Any of these mentioned illnesses are reason to cancel and reschedule your appointment.  Coughs and colds are not pleasant to deal with on the table for both the client and the therapist.  As a therapist, it is really hard to massage someone who is constantly coughing or needing to blow their nose.  More importantly, while I clean my table and replace massage sheets between clients, a client's constant coughing can spread germs to both myself and future clients.  The same can be said for any contagious disease.  Today, I had a client rebook due to developing Pink Eye.  While some see this perhaps as a small issue, it is highly contagious.  I am thankful that she took the initiative to rebook and not expose me or other clients to this issue.

I live in a county that has a high percentage of people who chose to not vaccinate.  This is something I choose to do.  As a bodywork, it is important for me to protect myself from various illnesses as well as protect my clients as well.  I also chose to get a flu shot each year.  The Flu, along with many other ailments, are generally contagious prior to symptoms appearing.  Because of this, it is important for me to not only protect myself, but lessen the chance that I pass something on to someone else.  It is a two way street.  If you are not feeling your best, or feel like you are coming down with a cold or the flu, a massage will not work to your benefit anyway.  Sometimes they can spur the onset and actually make you feel worse.  The best thing to do is to go home and rest and push fluids.

(knock, knock) That's me knocking on wood and hoping I have not invited the crude to my doorstop.

May you all stay well this fall and winter.


Tuesday, October 9, 2018

Biking Across Kansas and other things

October 9, 2018

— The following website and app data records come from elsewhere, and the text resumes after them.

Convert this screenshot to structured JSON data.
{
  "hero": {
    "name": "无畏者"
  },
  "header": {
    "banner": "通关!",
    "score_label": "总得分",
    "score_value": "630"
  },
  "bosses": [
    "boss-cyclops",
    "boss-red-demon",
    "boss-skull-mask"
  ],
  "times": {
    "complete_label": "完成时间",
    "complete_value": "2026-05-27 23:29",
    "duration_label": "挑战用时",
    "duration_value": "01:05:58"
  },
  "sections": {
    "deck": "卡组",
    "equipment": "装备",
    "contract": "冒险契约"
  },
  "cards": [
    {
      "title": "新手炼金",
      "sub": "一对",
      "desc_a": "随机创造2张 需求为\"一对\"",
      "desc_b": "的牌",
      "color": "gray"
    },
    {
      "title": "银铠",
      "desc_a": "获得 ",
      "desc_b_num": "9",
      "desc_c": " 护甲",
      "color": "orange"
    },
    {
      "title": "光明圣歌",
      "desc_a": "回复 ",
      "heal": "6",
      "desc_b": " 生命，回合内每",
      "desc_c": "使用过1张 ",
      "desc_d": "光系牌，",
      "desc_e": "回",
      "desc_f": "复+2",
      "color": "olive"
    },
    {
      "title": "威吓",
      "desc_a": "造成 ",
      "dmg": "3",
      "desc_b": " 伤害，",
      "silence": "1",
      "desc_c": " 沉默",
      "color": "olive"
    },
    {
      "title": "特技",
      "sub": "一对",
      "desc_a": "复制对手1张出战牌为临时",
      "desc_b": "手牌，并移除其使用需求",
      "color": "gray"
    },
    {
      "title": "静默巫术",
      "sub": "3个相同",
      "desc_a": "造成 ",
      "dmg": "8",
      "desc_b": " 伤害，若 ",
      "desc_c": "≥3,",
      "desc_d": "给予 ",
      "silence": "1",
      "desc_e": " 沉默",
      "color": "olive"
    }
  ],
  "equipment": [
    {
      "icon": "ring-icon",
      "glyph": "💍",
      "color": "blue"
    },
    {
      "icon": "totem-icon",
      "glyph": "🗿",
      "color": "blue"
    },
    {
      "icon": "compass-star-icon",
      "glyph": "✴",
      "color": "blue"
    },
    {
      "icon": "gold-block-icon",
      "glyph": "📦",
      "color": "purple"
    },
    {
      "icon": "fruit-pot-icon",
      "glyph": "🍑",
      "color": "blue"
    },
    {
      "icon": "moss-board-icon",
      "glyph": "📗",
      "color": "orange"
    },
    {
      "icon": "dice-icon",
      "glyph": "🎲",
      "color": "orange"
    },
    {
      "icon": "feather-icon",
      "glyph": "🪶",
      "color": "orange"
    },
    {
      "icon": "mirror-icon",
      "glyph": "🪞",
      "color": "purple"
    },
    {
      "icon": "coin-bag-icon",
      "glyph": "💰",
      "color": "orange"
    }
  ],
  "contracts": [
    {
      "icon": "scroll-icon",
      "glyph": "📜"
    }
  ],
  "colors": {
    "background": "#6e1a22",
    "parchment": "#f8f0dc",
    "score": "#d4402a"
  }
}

This past June, I spent my 6th year providing bodywork for Biking Across Kansas (BAK).  THIS was exactly why I went in to bodywork - to provide massage therapy for athletes.

Providing bodywork for events like BAK is exhausting, yet rewarding work.  The days are long and jam packed.  A typical day for us on BAK begins at noon and goes until 10 pm with little to no breaks (unless you schedule them in).  The primary role we play is to keep the cyclists injury/pain free so they can complete their journey across the state.

The realization is that some of these folks come to BAK with prior injuries/issues, some may not have trained enough (or at all) and some may not have any business riding on a two lane highway with truck traffic.  At any rate, they end up at my table in an effort to be pain free or stay pain free so they may continue their quest.

Each year, as I prepare for BAK, I familiarize myself with where my "Scope of Practice" begins and ends.  I fortunately wear a few professional hats: Licensed Bodyworker, Exercise Physiologist, Certified First Aid/CPR.  Because if this, I can meet people and discuss and prescribe at a different level than most therapist.  Interestingly, this isn't the case with all bodyworkers.  I have been witness to bodyworkers who work far outside of the scope of practice.  What is interesting is that people listen.  People assume that you are the expert and know what you are doing.  My advice to people is to fully check out the person before you succomb to their work.   What is their education (and continuing education), certifications and reviews?  Having worked in Kansas for many years as a therapist, I educated people all the time.  Kansas still does not recognize massage therapy as a profession.  Therefore, there are no standards such as the need for a certificate, state or national certification, ethics, safety and sanitation.  I have literally seen massage situations that gross me out due to unsanitary conditions and yet people were lined up for bodywork.

So, my parting words to you are:  Where ever you receive bodywork, seek out the bio of the therapist, chat with them prior to scheduling a session and with a discerning eye, read their reviews.

Carry on, folk!